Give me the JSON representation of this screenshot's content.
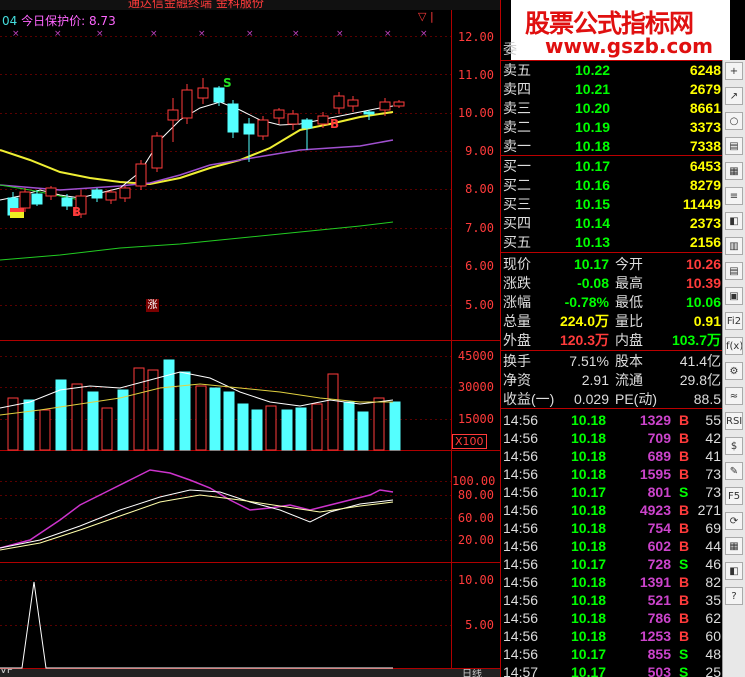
{
  "top_title": "通达信金融终端   金科服份",
  "price_indicator": {
    "prefix": "04",
    "label": "今日保护价:",
    "value": "8.73"
  },
  "price_axis": [
    "12.00",
    "11.00",
    "10.00",
    "9.00",
    "8.00",
    "7.00",
    "6.00",
    "5.00"
  ],
  "volume_axis": [
    "45000",
    "30000",
    "15000"
  ],
  "volume_unit": "X100",
  "macd_axis": [
    "100.00",
    "80.00",
    "60.00",
    "20.00"
  ],
  "bottom_axis": [
    "10.00",
    "5.00"
  ],
  "signals": {
    "sell": "S",
    "buy": "B"
  },
  "zhang_label": "涨",
  "watermark": {
    "line1": "股票公式指标网",
    "line2": "www.gszb.com"
  },
  "weibi_label": "委",
  "sell_orders": [
    {
      "label": "卖五",
      "price": "10.22",
      "vol": "6248"
    },
    {
      "label": "卖四",
      "price": "10.21",
      "vol": "2679"
    },
    {
      "label": "卖三",
      "price": "10.20",
      "vol": "8661"
    },
    {
      "label": "卖二",
      "price": "10.19",
      "vol": "3373"
    },
    {
      "label": "卖一",
      "price": "10.18",
      "vol": "7338"
    }
  ],
  "buy_orders": [
    {
      "label": "买一",
      "price": "10.17",
      "vol": "6453"
    },
    {
      "label": "买二",
      "price": "10.16",
      "vol": "8279"
    },
    {
      "label": "买三",
      "price": "10.15",
      "vol": "11449"
    },
    {
      "label": "买四",
      "price": "10.14",
      "vol": "2373"
    },
    {
      "label": "买五",
      "price": "10.13",
      "vol": "2156"
    }
  ],
  "quote": [
    {
      "l1": "现价",
      "v1": "10.17",
      "l2": "今开",
      "v2": "10.26",
      "c1": "#00ff00",
      "c2": "#ff3b3b"
    },
    {
      "l1": "涨跌",
      "v1": "-0.08",
      "l2": "最高",
      "v2": "10.39",
      "c1": "#00ff00",
      "c2": "#ff3b3b"
    },
    {
      "l1": "涨幅",
      "v1": "-0.78%",
      "l2": "最低",
      "v2": "10.06",
      "c1": "#00ff00",
      "c2": "#00ff00"
    },
    {
      "l1": "总量",
      "v1": "224.0万",
      "l2": "量比",
      "v2": "0.91",
      "c1": "#ffff00",
      "c2": "#ffff00"
    },
    {
      "l1": "外盘",
      "v1": "120.3万",
      "l2": "内盘",
      "v2": "103.7万",
      "c1": "#ff3b3b",
      "c2": "#00ff00"
    }
  ],
  "fundamentals": [
    {
      "l1": "换手",
      "v1": "7.51%",
      "l2": "股本",
      "v2": "41.4亿"
    },
    {
      "l1": "净资",
      "v1": "2.91",
      "l2": "流通",
      "v2": "29.8亿"
    },
    {
      "l1": "收益(一)",
      "v1": "0.029",
      "l2": "PE(动)",
      "v2": "88.5"
    }
  ],
  "ticks": [
    {
      "time": "14:56",
      "price": "10.18",
      "vol": "1329",
      "dir": "B",
      "n": "55"
    },
    {
      "time": "14:56",
      "price": "10.18",
      "vol": "709",
      "dir": "B",
      "n": "42"
    },
    {
      "time": "14:56",
      "price": "10.18",
      "vol": "689",
      "dir": "B",
      "n": "41"
    },
    {
      "time": "14:56",
      "price": "10.18",
      "vol": "1595",
      "dir": "B",
      "n": "73"
    },
    {
      "time": "14:56",
      "price": "10.17",
      "vol": "801",
      "dir": "S",
      "n": "73"
    },
    {
      "time": "14:56",
      "price": "10.18",
      "vol": "4923",
      "dir": "B",
      "n": "271"
    },
    {
      "time": "14:56",
      "price": "10.18",
      "vol": "754",
      "dir": "B",
      "n": "69"
    },
    {
      "time": "14:56",
      "price": "10.18",
      "vol": "602",
      "dir": "B",
      "n": "44"
    },
    {
      "time": "14:56",
      "price": "10.17",
      "vol": "728",
      "dir": "S",
      "n": "46"
    },
    {
      "time": "14:56",
      "price": "10.18",
      "vol": "1391",
      "dir": "B",
      "n": "82"
    },
    {
      "time": "14:56",
      "price": "10.18",
      "vol": "521",
      "dir": "B",
      "n": "35"
    },
    {
      "time": "14:56",
      "price": "10.18",
      "vol": "786",
      "dir": "B",
      "n": "62"
    },
    {
      "time": "14:56",
      "price": "10.18",
      "vol": "1253",
      "dir": "B",
      "n": "60"
    },
    {
      "time": "14:56",
      "price": "10.17",
      "vol": "855",
      "dir": "S",
      "n": "48"
    },
    {
      "time": "14:57",
      "price": "10.17",
      "vol": "503",
      "dir": "S",
      "n": "25"
    }
  ],
  "toolbar": [
    "+",
    "↗",
    "○",
    "▤",
    "▦",
    "≡",
    "◧",
    "▥",
    "▤",
    "▣",
    "Fi2",
    "f(x)",
    "⚙",
    "≈",
    "RSI",
    "$",
    "✎",
    "F5",
    "⟳",
    "▦",
    "◧",
    "?"
  ],
  "bottom_labels": [
    "VP",
    "日线"
  ],
  "colors": {
    "up": "#ff3b3b",
    "down": "#54ffff",
    "price": "#00ff00"
  }
}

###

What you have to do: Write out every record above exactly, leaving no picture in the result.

The answer:
Give me the JSON representation of this screenshot's content.
{
  "top_title": "通达信金融终端   金科服份",
  "price_indicator": {
    "prefix": "04",
    "label": "今日保护价:",
    "value": "8.73"
  },
  "price_axis": [
    "12.00",
    "11.00",
    "10.00",
    "9.00",
    "8.00",
    "7.00",
    "6.00",
    "5.00"
  ],
  "volume_axis": [
    "45000",
    "30000",
    "15000"
  ],
  "volume_unit": "X100",
  "macd_axis": [
    "100.00",
    "80.00",
    "60.00",
    "20.00"
  ],
  "bottom_axis": [
    "10.00",
    "5.00"
  ],
  "signals": {
    "sell": "S",
    "buy": "B"
  },
  "zhang_label": "涨",
  "watermark": {
    "line1": "股票公式指标网",
    "line2": "www.gszb.com"
  },
  "weibi_label": "委",
  "sell_orders": [
    {
      "label": "卖五",
      "price": "10.22",
      "vol": "6248"
    },
    {
      "label": "卖四",
      "price": "10.21",
      "vol": "2679"
    },
    {
      "label": "卖三",
      "price": "10.20",
      "vol": "8661"
    },
    {
      "label": "卖二",
      "price": "10.19",
      "vol": "3373"
    },
    {
      "label": "卖一",
      "price": "10.18",
      "vol": "7338"
    }
  ],
  "buy_orders": [
    {
      "label": "买一",
      "price": "10.17",
      "vol": "6453"
    },
    {
      "label": "买二",
      "price": "10.16",
      "vol": "8279"
    },
    {
      "label": "买三",
      "price": "10.15",
      "vol": "11449"
    },
    {
      "label": "买四",
      "price": "10.14",
      "vol": "2373"
    },
    {
      "label": "买五",
      "price": "10.13",
      "vol": "2156"
    }
  ],
  "quote": [
    {
      "l1": "现价",
      "v1": "10.17",
      "l2": "今开",
      "v2": "10.26",
      "c1": "#00ff00",
      "c2": "#ff3b3b"
    },
    {
      "l1": "涨跌",
      "v1": "-0.08",
      "l2": "最高",
      "v2": "10.39",
      "c1": "#00ff00",
      "c2": "#ff3b3b"
    },
    {
      "l1": "涨幅",
      "v1": "-0.78%",
      "l2": "最低",
      "v2": "10.06",
      "c1": "#00ff00",
      "c2": "#00ff00"
    },
    {
      "l1": "总量",
      "v1": "224.0万",
      "l2": "量比",
      "v2": "0.91",
      "c1": "#ffff00",
      "c2": "#ffff00"
    },
    {
      "l1": "外盘",
      "v1": "120.3万",
      "l2": "内盘",
      "v2": "103.7万",
      "c1": "#ff3b3b",
      "c2": "#00ff00"
    }
  ],
  "fundamentals": [
    {
      "l1": "换手",
      "v1": "7.51%",
      "l2": "股本",
      "v2": "41.4亿"
    },
    {
      "l1": "净资",
      "v1": "2.91",
      "l2": "流通",
      "v2": "29.8亿"
    },
    {
      "l1": "收益(一)",
      "v1": "0.029",
      "l2": "PE(动)",
      "v2": "88.5"
    }
  ],
  "ticks": [
    {
      "time": "14:56",
      "price": "10.18",
      "vol": "1329",
      "dir": "B",
      "n": "55"
    },
    {
      "time": "14:56",
      "price": "10.18",
      "vol": "709",
      "dir": "B",
      "n": "42"
    },
    {
      "time": "14:56",
      "price": "10.18",
      "vol": "689",
      "dir": "B",
      "n": "41"
    },
    {
      "time": "14:56",
      "price": "10.18",
      "vol": "1595",
      "dir": "B",
      "n": "73"
    },
    {
      "time": "14:56",
      "price": "10.17",
      "vol": "801",
      "dir": "S",
      "n": "73"
    },
    {
      "time": "14:56",
      "price": "10.18",
      "vol": "4923",
      "dir": "B",
      "n": "271"
    },
    {
      "time": "14:56",
      "price": "10.18",
      "vol": "754",
      "dir": "B",
      "n": "69"
    },
    {
      "time": "14:56",
      "price": "10.18",
      "vol": "602",
      "dir": "B",
      "n": "44"
    },
    {
      "time": "14:56",
      "price": "10.17",
      "vol": "728",
      "dir": "S",
      "n": "46"
    },
    {
      "time": "14:56",
      "price": "10.18",
      "vol": "1391",
      "dir": "B",
      "n": "82"
    },
    {
      "time": "14:56",
      "price": "10.18",
      "vol": "521",
      "dir": "B",
      "n": "35"
    },
    {
      "time": "14:56",
      "price": "10.18",
      "vol": "786",
      "dir": "B",
      "n": "62"
    },
    {
      "time": "14:56",
      "price": "10.18",
      "vol": "1253",
      "dir": "B",
      "n": "60"
    },
    {
      "time": "14:56",
      "price": "10.17",
      "vol": "855",
      "dir": "S",
      "n": "48"
    },
    {
      "time": "14:57",
      "price": "10.17",
      "vol": "503",
      "dir": "S",
      "n": "25"
    }
  ],
  "toolbar": [
    "+",
    "↗",
    "○",
    "▤",
    "▦",
    "≡",
    "◧",
    "▥",
    "▤",
    "▣",
    "Fi2",
    "f(x)",
    "⚙",
    "≈",
    "RSI",
    "$",
    "✎",
    "F5",
    "⟳",
    "▦",
    "◧",
    "?"
  ],
  "bottom_labels": [
    "VP",
    "日线"
  ],
  "colors": {
    "up": "#ff3b3b",
    "down": "#54ffff",
    "price": "#00ff00"
  }
}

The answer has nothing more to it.